A Catholic primary school in Birmingham closed for a day during term-time so that its staff could attend a pilgrimage to the Vatican.
Our Lady of Lourdes Catholic Primary School in Birmingham closed its doors to pupils so that staff could go on a four day trip. Parents said the decision was a "disgrace." One father commented: "Parents are fined if they take their children out of school for trips or holidays … what I do find abhorrent is that a school will then fail to lead by example by closing to pupils so the teachers can swan off to Rome."
The headteacher said the most recent trip came after a "successful staff pilgrimage" two years prior. She added, "our faith is very important to us, as is the spirituality of both the children and the staff."
The trip was authorised by school governors, who are chaired by a local priest, the Very Rev. Canon Sean Grady, who has previously put his name to a letter urging the Government to reject equal marriage legislation, insisting marriage "is only possible between a man and a woman".

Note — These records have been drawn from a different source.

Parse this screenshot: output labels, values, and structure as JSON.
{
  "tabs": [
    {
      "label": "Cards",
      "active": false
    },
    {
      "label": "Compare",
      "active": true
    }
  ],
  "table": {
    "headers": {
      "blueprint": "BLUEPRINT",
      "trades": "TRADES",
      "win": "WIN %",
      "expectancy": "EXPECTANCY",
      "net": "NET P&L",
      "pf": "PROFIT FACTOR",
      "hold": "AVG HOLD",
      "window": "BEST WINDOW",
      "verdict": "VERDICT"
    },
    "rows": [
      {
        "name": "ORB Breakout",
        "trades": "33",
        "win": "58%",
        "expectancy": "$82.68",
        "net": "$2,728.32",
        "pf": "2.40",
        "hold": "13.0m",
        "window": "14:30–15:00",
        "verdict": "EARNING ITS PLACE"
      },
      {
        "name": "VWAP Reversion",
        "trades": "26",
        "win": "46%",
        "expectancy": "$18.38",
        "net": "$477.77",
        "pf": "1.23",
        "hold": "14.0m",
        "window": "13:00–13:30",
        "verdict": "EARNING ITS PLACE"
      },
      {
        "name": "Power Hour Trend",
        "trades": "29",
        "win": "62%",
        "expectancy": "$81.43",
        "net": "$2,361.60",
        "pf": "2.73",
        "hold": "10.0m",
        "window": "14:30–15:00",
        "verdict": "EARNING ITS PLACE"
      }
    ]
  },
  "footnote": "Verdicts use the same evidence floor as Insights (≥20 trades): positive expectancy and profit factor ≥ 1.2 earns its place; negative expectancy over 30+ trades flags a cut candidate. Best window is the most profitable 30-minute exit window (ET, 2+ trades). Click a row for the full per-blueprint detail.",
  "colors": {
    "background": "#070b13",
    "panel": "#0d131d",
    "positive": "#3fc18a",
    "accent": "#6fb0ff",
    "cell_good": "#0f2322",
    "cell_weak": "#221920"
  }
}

The Archdiocese of Birmingham said that "Catholic schools have a duty to support the spiritual development of staff, so that in turn, they are able to nurture the spiritual development of the pupils in their care."
He added that it is "an expectation that Catholic schools devote one of their five annual staff training days for this purpose. Such opportunities may include pilgrimage or retreat experiences.
"In making a pilgrimage to Rome, staff of this outstanding school have willingly given of their own time so that they can work to strengthen the Catholic mission of the school on their return."
The pilgrimage included time for staff to have "periods of reflection" and prayers.
The school, which prioritises 'baptised Catholic children' over non-Catholic in its admissions, is judged "outstanding" by Ofsted. The last Ofsted report in September 2014 said the school's "spiritual ethos" informs "every aspect of the school's work" and that "pupils show great respect for all faiths." The school's motto is "Christ is the centre of our school community, where we live, love and learn together."
Stephen Evans, National Secular Society campaigns manager, commented: "It's very revealing that teacher training days are now being held at the Vatican. Rather than truly nurturing the development of the pupils in their care, it's clear that this publicly funded school operates more like a religious community, seeking to influence young children to adopt religious beliefs before they're mature enough to make up their own minds."